Alexander then asked Holliday what he would say to people who believe states can’t be trusted to devise their own accountability systems to decide whether schools are succeeding or failing and what to do about those that are failing.
Holliday said that anyone who believes that is “stuck in the ‘80s,” and that state chiefs are more committed to than ever before to run a tight ship. Besides, he said, any state chief trying to scam the system wouldn’t be able to hide from the state’s NEAP scores, which is given every two years.
“That’s a treasure trove of data to hold states accountable,” Holliday said.
Sen. Sheldon Whitehouse, D-R.I., who last week ripped on the number and quality of tests students in his home state are taking, asked each witness to approximate how many fewer tests the federal law should mandate states give.
The general consensus was that students should take about 50 percent fewer tests.
Goldhaber, however, said that a move away from the current law’s annual testing requirements would eliminate the ability of states and school districts to guage educator effectiveness.
In an interview after the hearing, Alexander said that he found Sen. Whitehouse’s question helpful, and that “the jury is still out” as to how the language regarding testing in the reauthorization bill will be framed.
“What we’re learning is that a lot of the tests are directly related to something other than the 17 federal tests that Washington requires,” he said.
The committee will convene again for a round-table session on Feb. 3, to discuss innovation in education at the state and local level.
Alexander said he still anticipates completely markup of the reauthorization bill by March, but he was less confident about finding time for it on the floor, noting the difficulty his party has had with the Keystone pipeline bill and that a homeland security bill will take precedence over NCLB reauthorization.
“We have to go to the floor for an extended period of debate and discussion,” Alexander said. “Then we have to go to conference, and then we have to discuss it with the president.
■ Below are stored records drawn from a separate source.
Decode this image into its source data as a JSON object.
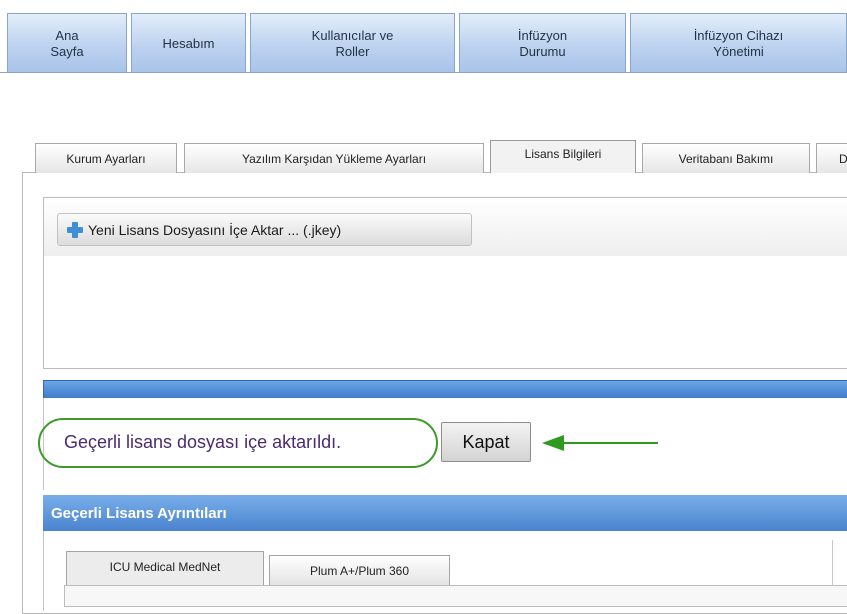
{
  "top_nav": {
    "tabs": [
      {
        "label": "Ana\nSayfa"
      },
      {
        "label": "Hesabım"
      },
      {
        "label": "Kullanıcılar ve\nRoller"
      },
      {
        "label": "İnfüzyon\nDurumu"
      },
      {
        "label": "İnfüzyon Cihazı\nYönetimi"
      }
    ]
  },
  "sub_tabs": {
    "tabs": [
      {
        "label": "Kurum Ayarları"
      },
      {
        "label": "Yazılım Karşıdan Yükleme Ayarları"
      },
      {
        "label": "Lisans Bilgileri",
        "active": true
      },
      {
        "label": "Veritabanı Bakımı"
      },
      {
        "label": "D"
      }
    ]
  },
  "import": {
    "button_label": "Yeni Lisans Dosyasını İçe Aktar ... (.jkey)"
  },
  "message": {
    "text": "Geçerli lisans dosyası içe aktarıldı.",
    "close_label": "Kapat"
  },
  "details": {
    "header": "Geçerli Lisans Ayrıntıları",
    "tabs": [
      {
        "label": "ICU Medical MedNet",
        "active": true
      },
      {
        "label": "Plum A+/Plum 360"
      }
    ]
  },
  "colors": {
    "nav_blue": "#bcd2ef",
    "header_blue": "#4a84cf",
    "highlight_green": "#3d9a2a",
    "message_purple": "#4a2b6e"
  }
}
So this isn’t the final word. This is step one.”
No Child Left Behind took seven weeks and that was back in 2001, Alexander added.
“This won’t take seven weeks, but it will take a couple,” he said.